Copyright: Siddharth Gondia/ GandhiServe

That evening, as Gandhi's time-piece, which hung from one of the folds of his dhoti [loin-cloth], was to reveal to him, he was uncharacteristically late to his prayers, and he fretted about his inability to be punctual. At 10 minutes past 5 o'clock, with one hand each on the shoulders of Abha and Manu, who were known as his 'walking sticks', Gandhi commenced his walk towards the garden where the prayer meeting was held. As he was about to mount the steps of the podium, Gandhi folded his hands and greeted his audience with a namaskar; at that moment, a young man came up to him and roughly pushed aside Manu. Nathuram Godse bent down in the gesture of an obeisance, took a revolver out of his pocket, and shot Gandhi three times in his chest. Bloodstains appeared over Gandhi's white woolen shawl; his hands still folded in a greeting, Gandhi blessed his assassin: He Ram! He Ram!

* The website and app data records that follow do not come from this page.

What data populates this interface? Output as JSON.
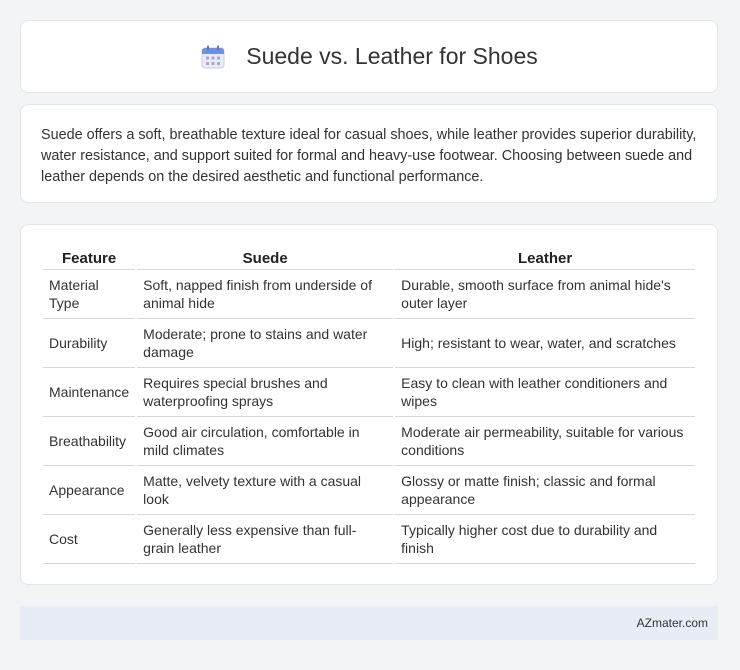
{
  "header": {
    "icon": "calendar-icon",
    "title": "Suede vs. Leather for Shoes"
  },
  "intro": {
    "text": "Suede offers a soft, breathable texture ideal for casual shoes, while leather provides superior durability, water resistance, and support suited for formal and heavy-use footwear. Choosing between suede and leather depends on the desired aesthetic and functional performance."
  },
  "table": {
    "headers": [
      "Feature",
      "Suede",
      "Leather"
    ],
    "rows": [
      [
        "Material Type",
        "Soft, napped finish from underside of animal hide",
        "Durable, smooth surface from animal hide's outer layer"
      ],
      [
        "Durability",
        "Moderate; prone to stains and water damage",
        "High; resistant to wear, water, and scratches"
      ],
      [
        "Maintenance",
        "Requires special brushes and waterproofing sprays",
        "Easy to clean with leather conditioners and wipes"
      ],
      [
        "Breathability",
        "Good air circulation, comfortable in mild climates",
        "Moderate air permeability, suitable for various conditions"
      ],
      [
        "Appearance",
        "Matte, velvety texture with a casual look",
        "Glossy or matte finish; classic and formal appearance"
      ],
      [
        "Cost",
        "Generally less expensive than full-grain leather",
        "Typically higher cost due to durability and finish"
      ]
    ]
  },
  "footer": {
    "text": "AZmater.com"
  }
}
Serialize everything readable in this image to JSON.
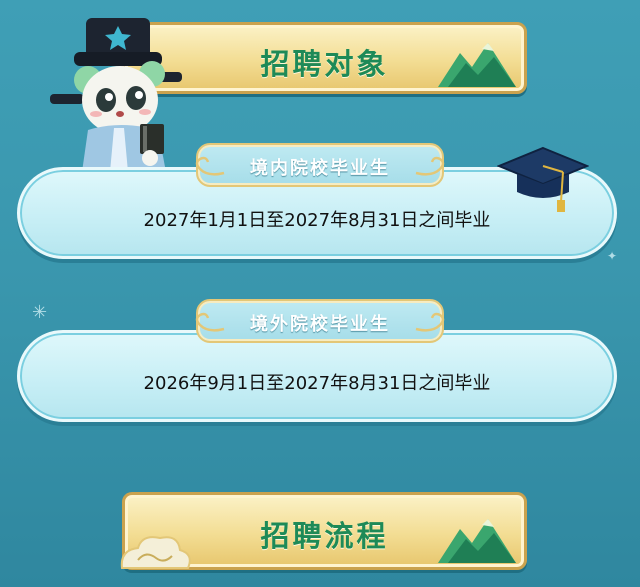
{
  "section1": {
    "title": "招聘对象"
  },
  "domestic": {
    "label": "境内院校毕业生",
    "date_range": "2027年1月1日至2027年8月31日之间毕业"
  },
  "overseas": {
    "label": "境外院校毕业生",
    "date_range": "2026年9月1日至2027年8月31日之间毕业"
  },
  "section2": {
    "title": "招聘流程"
  },
  "icons": {
    "mascot": "scholar-panda-mascot-icon",
    "cap": "graduation-cap-icon",
    "sparkle": "sparkle-icon",
    "hill": "mountain-decoration-icon",
    "cloud": "cloud-swirl-icon"
  },
  "colors": {
    "background": "#3a97ae",
    "banner_gold": "#f3dd93",
    "title_green": "#1e8a57",
    "panel_cyan": "#c6eef5"
  }
}
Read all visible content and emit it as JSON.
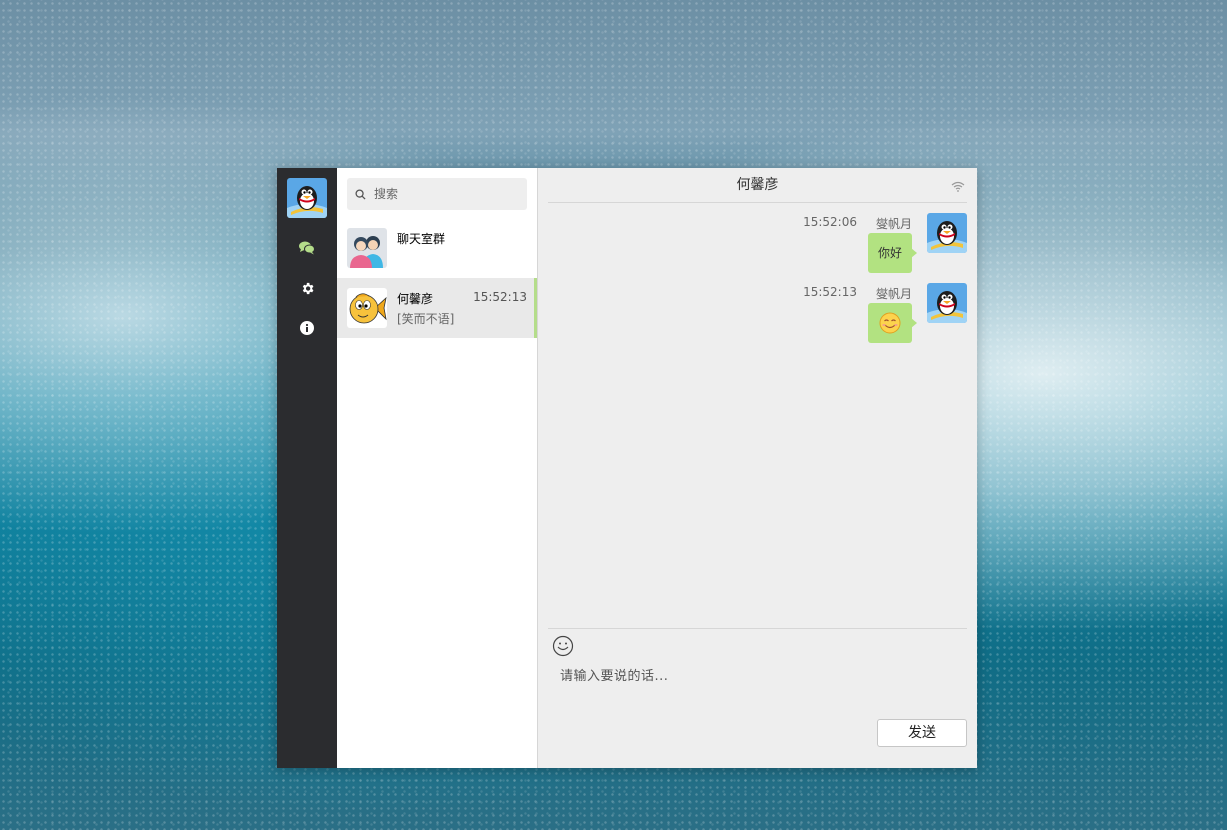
{
  "user": {
    "name": "燮帆月",
    "avatar_icon": "qq-penguin-avatar"
  },
  "nav": {
    "items": [
      {
        "name": "chat",
        "icon": "chat-bubbles-icon",
        "color": "#b4dd8a",
        "active": true
      },
      {
        "name": "settings",
        "icon": "gear-icon",
        "color": "#ffffff"
      },
      {
        "name": "about",
        "icon": "info-icon",
        "color": "#ffffff"
      }
    ]
  },
  "search": {
    "placeholder": "搜索"
  },
  "sessions": [
    {
      "name": "聊天室群",
      "time": "",
      "last": "",
      "avatar_icon": "group-avatar"
    },
    {
      "name": "何馨彦",
      "time": "15:52:13",
      "last": "[笑而不语]",
      "avatar_icon": "fish-avatar",
      "active": true
    }
  ],
  "chat": {
    "title": "何馨彦",
    "messages": [
      {
        "time": "15:52:06",
        "user": "燮帆月",
        "text": "你好",
        "type": "text"
      },
      {
        "time": "15:52:13",
        "user": "燮帆月",
        "text": "",
        "type": "emoji",
        "emoji_icon": "smile-emoji-icon"
      }
    ],
    "input_placeholder": "请输入要说的话...",
    "send_label": "发送"
  },
  "colors": {
    "accent": "#b4dd8a",
    "bubble": "#b2e281",
    "nav_bg": "#2b2c2f"
  }
}
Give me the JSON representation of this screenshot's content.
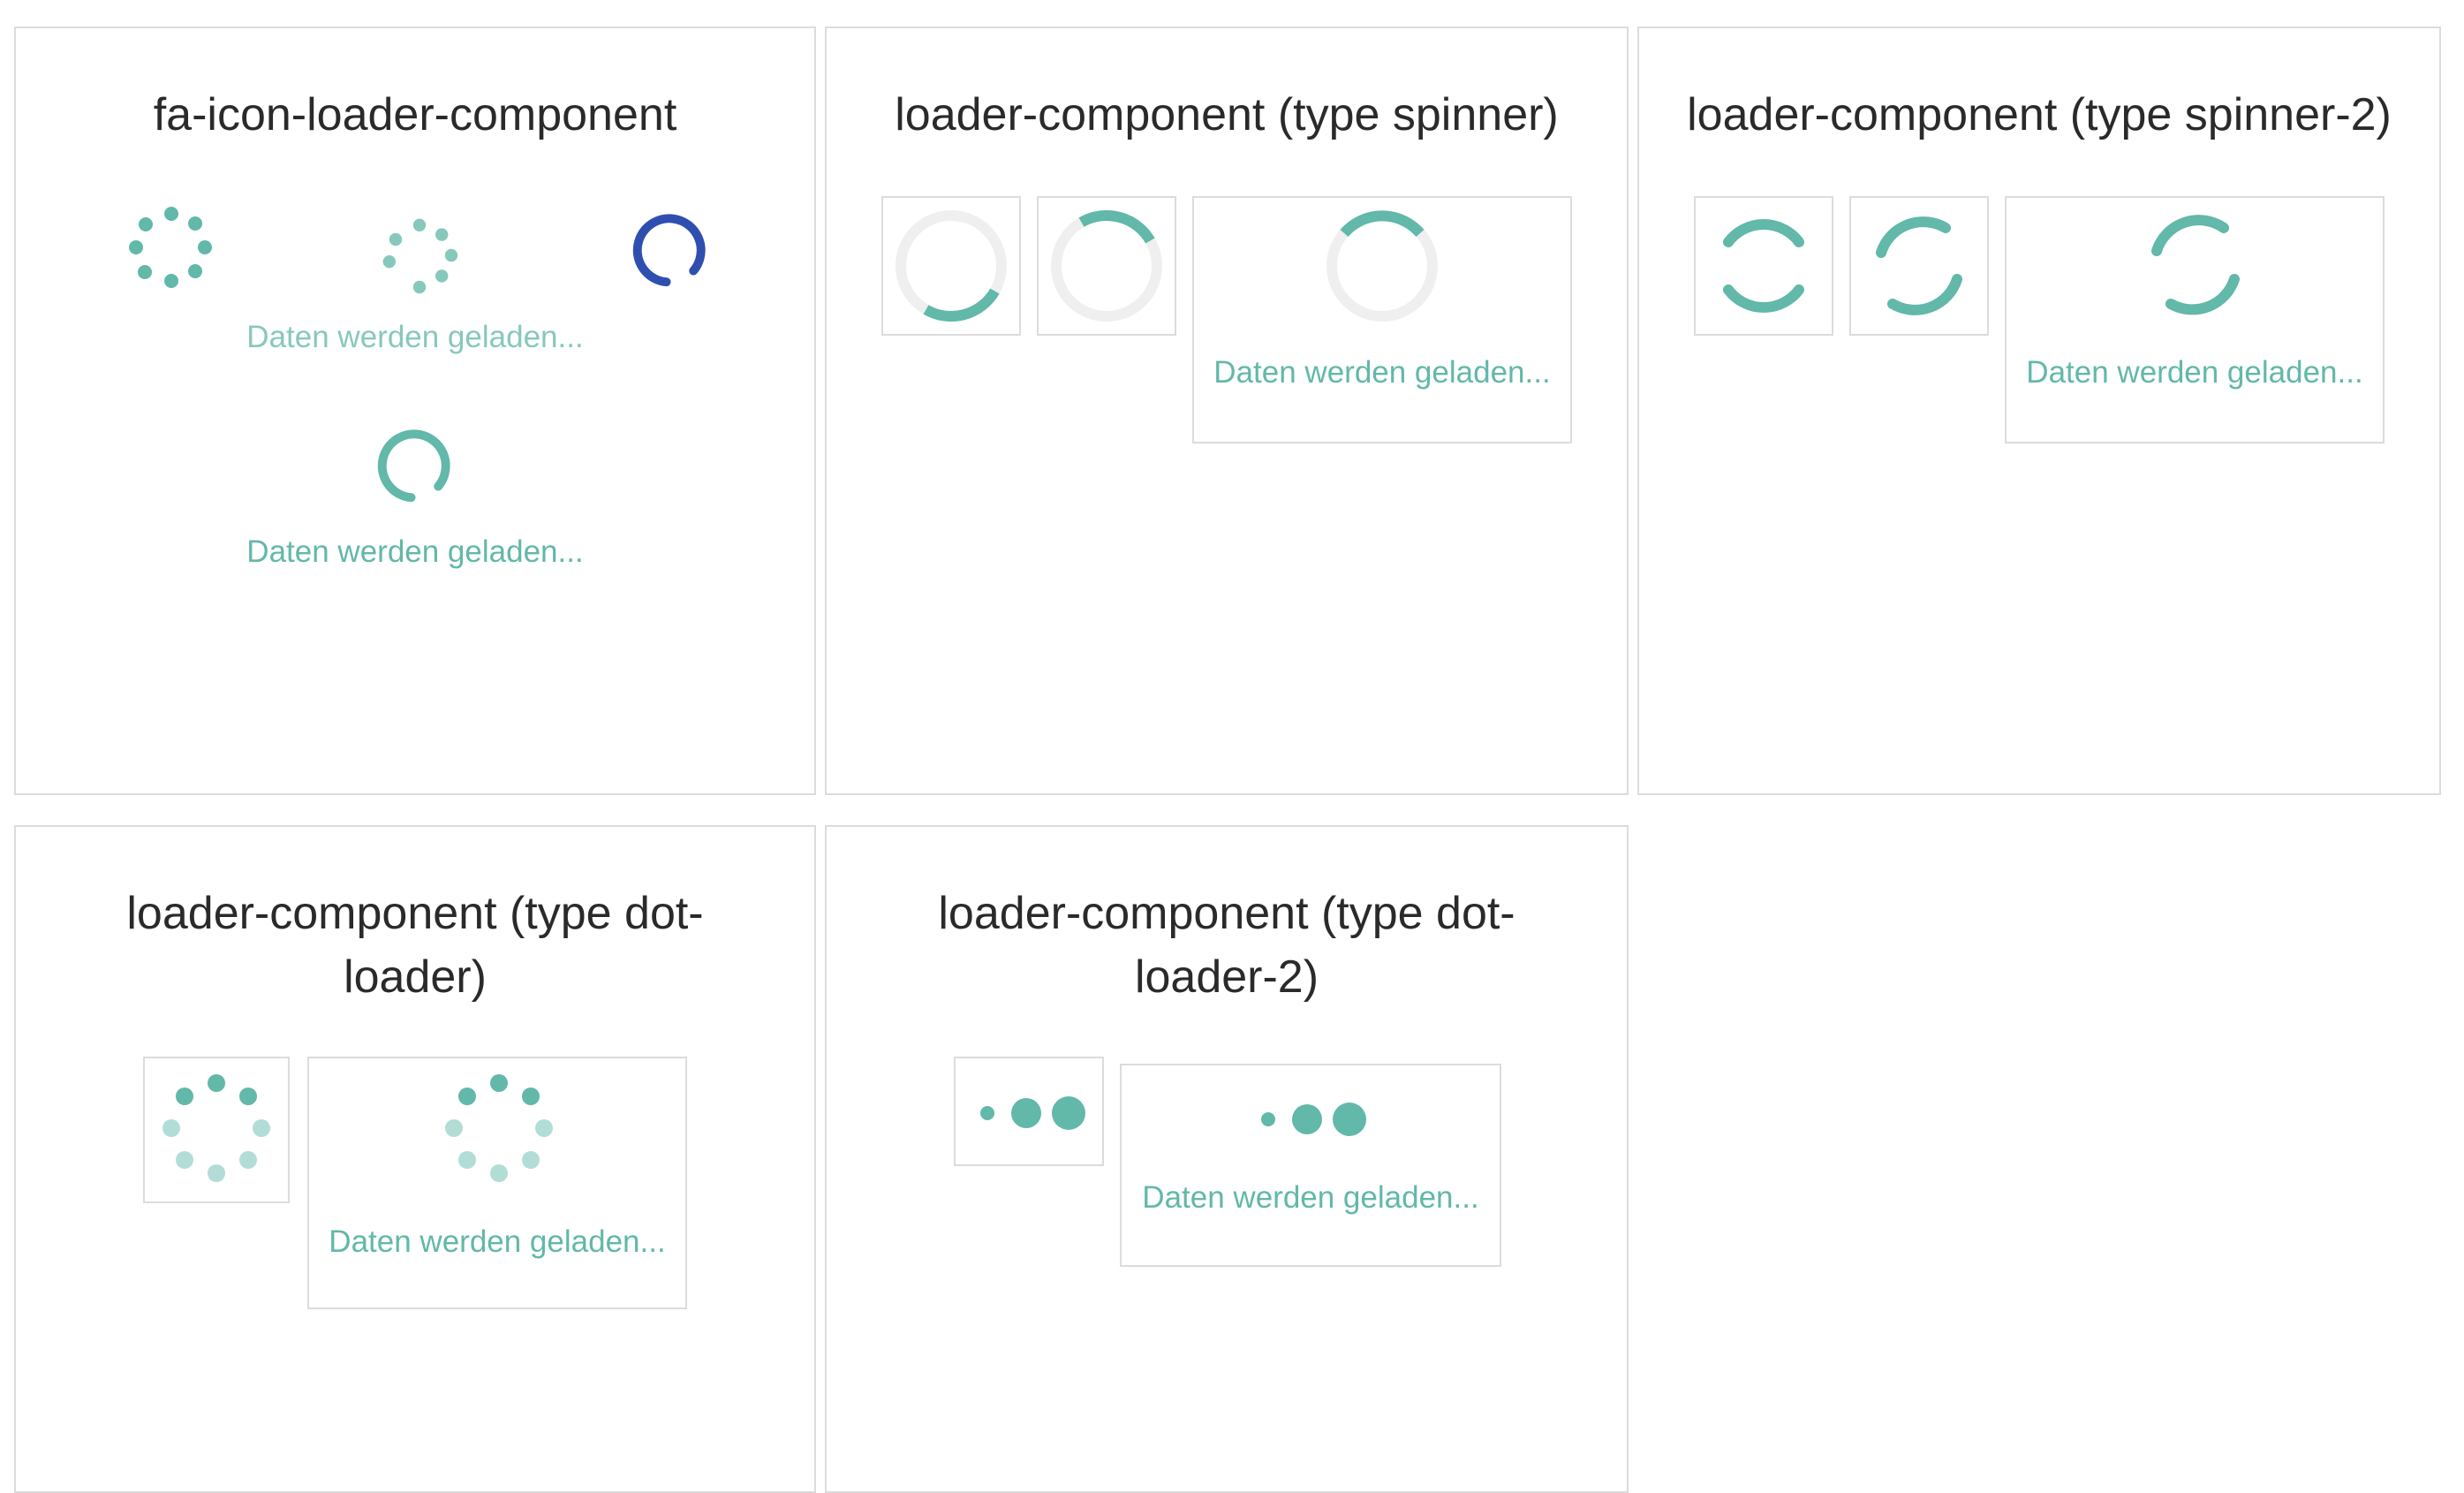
{
  "colors": {
    "accent": "#62b8a9",
    "accent_light": "#87c8bc",
    "accent_faint": "#b2ddd6",
    "track": "#efefef",
    "blue": "#2f4fb0",
    "border": "#dcdcdc"
  },
  "panels": [
    {
      "title": "fa-icon-loader-component",
      "loading_text_1": "Daten werden geladen...",
      "loading_text_2": "Daten werden geladen..."
    },
    {
      "title": "loader-component (type spinner)",
      "loading_text": "Daten werden geladen..."
    },
    {
      "title": "loader-component (type spinner-2)",
      "loading_text": "Daten werden geladen..."
    },
    {
      "title_line1": "loader-component (type dot-",
      "title_line2": "loader)",
      "loading_text": "Daten werden geladen..."
    },
    {
      "title_line1": "loader-component (type dot-",
      "title_line2": "loader-2)",
      "loading_text": "Daten werden geladen..."
    }
  ],
  "icons": {
    "dot_spinner": "spinner-dots-icon",
    "ring_spinner": "circle-notch-icon",
    "arc_spinner": "spinner-arc-icon",
    "bouncing_dots": "three-dots-icon"
  }
}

As Gandhi fell, his faithful time-piece struck the ground, and the hands of the watch came to a standstill. They showed, as they had done before, the precise time: 5:12 P.M.

Copyright: Vithalbhai Jhaveri/ GandhiServe

 

Gandhi [Pages 1, 2, 3, 4, 5]

See also the paper by Vinay Lal, "The Mother in the 'Father of the Nation'"